Winter is headed towards us quickly. You probably had your air conditioning repaired and checked a few months ago at the start of summer, and now it is time to do the same with your furnace. If your furnace isn't in its best working order, or on the edge of failure, you will find yourself stuck in freezing weather with no heat. Your furnace actually gives off signals that it might not be running at the peak efficiency you need it to be at. There are a few warning signs of problems with your furnace that will let you tackle the problem ahead of time.
When you turn the furnace on and notice banging or rattling, this could be the sign a part, like a loose belt, needs to be replaced. It might also be a sign that your blower motor, the motor that pushes hot air from the heating unit to the ducts, needs to be adjusted or replaced. You can check your blower motor by turning of your furnace and trying to spin the blower motor by hand. If it doesn't spin freely, you most likely are going to have to call in a heating contractor to have it replaced. Modern furnaces are built to operate quietly, so loud noises should not be common.
As seasons change, dust, debris and other irritants can enter through the vents the furnace uses, as well as the device itself. These particles can quickly clog up working parts, making your furnace operate at a less optimal level. It's important to follow regular maintenance procedures and pick up the warnings to prevent long term damage.
Having To Constantly Up the Thermostat
If it's been a few cycles since your last professional service, the efficiency of both your furnace and your thermostat may need to be looked at. You should not have to max out the thermostat just to make small differences in temperature.
This could mean that the thermostat sensor may need to be repaired or replaced. It might also mean that there are problems in your home, and you may have to fix leaking ducts around the room the unit is in, as well as adjacent vents. Similarly, if you turn on your furnace and you receive no heat whatsoever, it could be an indication that there might be a power issue, so check your breaker box before calling out a technician.
Check Your Pilot Light
For the furnace to operate in peak mode, the actual pilot light itself needs to be a solid blue color if you use natural gas, or bluish green if you use propane. Check it regularly, and if the light changes color to yellow or orange, this could lead to signs that the gasses being output are not properly balanced. Worse yet, a furnace suffering from imbalance issues is at strong risk for emitting too much carbon monoxide. Excess carobon monoxide can't be easily detected by smell alone, and too much CO2 in your home can lead to hallucinations, dizziness, shortness of breath, and even death.

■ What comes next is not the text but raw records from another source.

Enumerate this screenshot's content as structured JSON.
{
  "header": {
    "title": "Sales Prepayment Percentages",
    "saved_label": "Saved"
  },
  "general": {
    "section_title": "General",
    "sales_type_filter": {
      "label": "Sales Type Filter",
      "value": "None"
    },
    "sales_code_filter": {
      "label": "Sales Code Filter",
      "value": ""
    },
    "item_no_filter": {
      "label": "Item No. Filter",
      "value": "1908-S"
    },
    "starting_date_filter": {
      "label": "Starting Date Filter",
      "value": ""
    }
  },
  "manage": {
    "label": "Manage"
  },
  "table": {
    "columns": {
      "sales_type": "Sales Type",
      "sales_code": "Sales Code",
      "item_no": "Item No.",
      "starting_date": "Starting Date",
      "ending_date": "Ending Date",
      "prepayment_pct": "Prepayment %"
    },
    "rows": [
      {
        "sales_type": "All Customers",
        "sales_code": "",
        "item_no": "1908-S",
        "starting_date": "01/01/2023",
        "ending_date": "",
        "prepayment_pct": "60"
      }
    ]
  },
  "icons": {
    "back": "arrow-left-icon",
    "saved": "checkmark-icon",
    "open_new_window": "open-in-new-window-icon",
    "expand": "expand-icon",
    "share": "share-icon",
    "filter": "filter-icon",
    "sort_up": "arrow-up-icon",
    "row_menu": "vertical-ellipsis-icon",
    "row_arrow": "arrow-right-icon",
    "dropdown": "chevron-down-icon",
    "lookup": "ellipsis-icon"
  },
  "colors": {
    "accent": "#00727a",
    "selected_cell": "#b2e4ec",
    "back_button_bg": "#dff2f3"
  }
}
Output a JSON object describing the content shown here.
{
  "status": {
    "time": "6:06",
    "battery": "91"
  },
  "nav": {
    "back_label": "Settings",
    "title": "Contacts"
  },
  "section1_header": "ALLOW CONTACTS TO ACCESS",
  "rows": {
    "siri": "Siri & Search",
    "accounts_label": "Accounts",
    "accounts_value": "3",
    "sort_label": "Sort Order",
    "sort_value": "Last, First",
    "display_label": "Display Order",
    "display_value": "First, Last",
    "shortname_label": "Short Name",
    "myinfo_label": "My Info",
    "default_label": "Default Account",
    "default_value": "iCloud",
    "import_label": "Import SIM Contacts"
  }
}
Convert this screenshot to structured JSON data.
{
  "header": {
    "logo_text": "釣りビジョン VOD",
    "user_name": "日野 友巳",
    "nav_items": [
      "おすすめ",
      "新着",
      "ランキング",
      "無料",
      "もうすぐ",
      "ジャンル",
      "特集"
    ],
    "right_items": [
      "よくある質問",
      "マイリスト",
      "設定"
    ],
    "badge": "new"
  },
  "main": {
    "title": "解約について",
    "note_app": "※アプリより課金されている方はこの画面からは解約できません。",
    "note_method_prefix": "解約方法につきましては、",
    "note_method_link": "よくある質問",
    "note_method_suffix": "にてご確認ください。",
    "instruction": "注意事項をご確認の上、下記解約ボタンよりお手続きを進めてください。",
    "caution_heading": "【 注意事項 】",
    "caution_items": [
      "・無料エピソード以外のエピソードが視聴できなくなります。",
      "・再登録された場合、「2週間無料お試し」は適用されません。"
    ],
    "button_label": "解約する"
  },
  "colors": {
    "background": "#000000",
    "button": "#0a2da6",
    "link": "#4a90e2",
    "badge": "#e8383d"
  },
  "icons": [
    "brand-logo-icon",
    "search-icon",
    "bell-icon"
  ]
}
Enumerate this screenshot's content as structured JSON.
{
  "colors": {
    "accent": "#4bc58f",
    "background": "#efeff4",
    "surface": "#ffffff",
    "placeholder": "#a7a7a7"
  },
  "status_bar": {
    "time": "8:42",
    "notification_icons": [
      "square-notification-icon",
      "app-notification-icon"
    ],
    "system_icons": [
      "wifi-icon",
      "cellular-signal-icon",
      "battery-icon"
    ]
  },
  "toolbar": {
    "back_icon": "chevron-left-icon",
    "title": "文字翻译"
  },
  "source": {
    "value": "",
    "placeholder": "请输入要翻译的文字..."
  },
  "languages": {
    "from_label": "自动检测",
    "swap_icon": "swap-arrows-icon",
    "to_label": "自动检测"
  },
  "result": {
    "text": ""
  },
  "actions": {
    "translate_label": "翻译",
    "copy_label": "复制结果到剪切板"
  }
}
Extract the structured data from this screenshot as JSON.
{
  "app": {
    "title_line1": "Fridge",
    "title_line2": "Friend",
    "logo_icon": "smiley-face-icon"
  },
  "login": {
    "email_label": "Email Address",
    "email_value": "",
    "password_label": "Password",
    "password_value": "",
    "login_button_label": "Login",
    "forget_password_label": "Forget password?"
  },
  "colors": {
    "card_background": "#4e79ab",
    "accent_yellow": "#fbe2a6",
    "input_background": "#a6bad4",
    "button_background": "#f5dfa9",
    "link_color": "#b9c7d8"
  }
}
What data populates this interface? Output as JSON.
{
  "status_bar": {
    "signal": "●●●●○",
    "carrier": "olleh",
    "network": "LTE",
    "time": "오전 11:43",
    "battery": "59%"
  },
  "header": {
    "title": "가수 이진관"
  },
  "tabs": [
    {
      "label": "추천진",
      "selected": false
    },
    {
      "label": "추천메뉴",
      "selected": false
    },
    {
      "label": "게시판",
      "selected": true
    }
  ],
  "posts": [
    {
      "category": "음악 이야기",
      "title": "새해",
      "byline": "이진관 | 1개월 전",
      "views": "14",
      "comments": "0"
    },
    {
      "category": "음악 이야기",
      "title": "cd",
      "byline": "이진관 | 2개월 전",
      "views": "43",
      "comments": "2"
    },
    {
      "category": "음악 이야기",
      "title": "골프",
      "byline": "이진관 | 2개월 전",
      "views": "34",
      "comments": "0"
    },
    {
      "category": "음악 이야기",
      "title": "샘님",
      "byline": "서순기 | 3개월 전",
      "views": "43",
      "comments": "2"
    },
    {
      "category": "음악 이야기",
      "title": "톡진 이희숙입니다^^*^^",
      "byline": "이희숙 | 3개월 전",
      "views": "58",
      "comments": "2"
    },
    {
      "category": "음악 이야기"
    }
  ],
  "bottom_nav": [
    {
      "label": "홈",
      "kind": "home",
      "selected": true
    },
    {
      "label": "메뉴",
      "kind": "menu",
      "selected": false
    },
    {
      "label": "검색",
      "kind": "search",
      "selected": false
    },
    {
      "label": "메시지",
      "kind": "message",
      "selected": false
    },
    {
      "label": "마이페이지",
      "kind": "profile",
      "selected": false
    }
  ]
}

Skyrocketing Power and Gas Bills
One of the easiest, and most convenient, ways to monitor how well your furnace is working is just by closely inspecting your own utility bill every month. These days consumers are equipped with helpful online tools that your electric company provides that will track usage, graph, and also show you historically what your energy usage levels should be at.
If these spike for any reason, it could be an early indication that your furnace is either lacking power, needs maintenance, or could even need a full replacement. This is a check that every home owner can regularly do without much effort, so it's an important one not to skip.
You don't have to be an expert to follow these simple tips to get the most of your furnace. By noticing the early warnings and doing your own checking and inspection to see if you need maintenance, you are not only ensuring your own comfort and safety, but also helping to keep your energy bills in check, saving money as well as keeping overall electric and gas dependence as low as possible during those harsh winter months. Be sure to call places like http://www.aabsoluteplumbing.com should you need any help.Share
3 October 2014
I have always loved baseball, and when the world series arrives each year, I enjoy inviting my friends over to watch the games. As our family grew, it became difficult for all of our guests to fit in our living room. We decided that we needed a dedicated "man cave" in our home, but we didn't have an extra room to build it in. We thought long and hard about how we could add it, but we finally decided to turn our garage into the man cave and have a carport built onto our home to park our cars under. I have always been interested in learning more handy-work, so I enjoyed watching the contractors build both the man cave and car port. I thought I would start a blog to share what I learned during the building process to help other homeowners!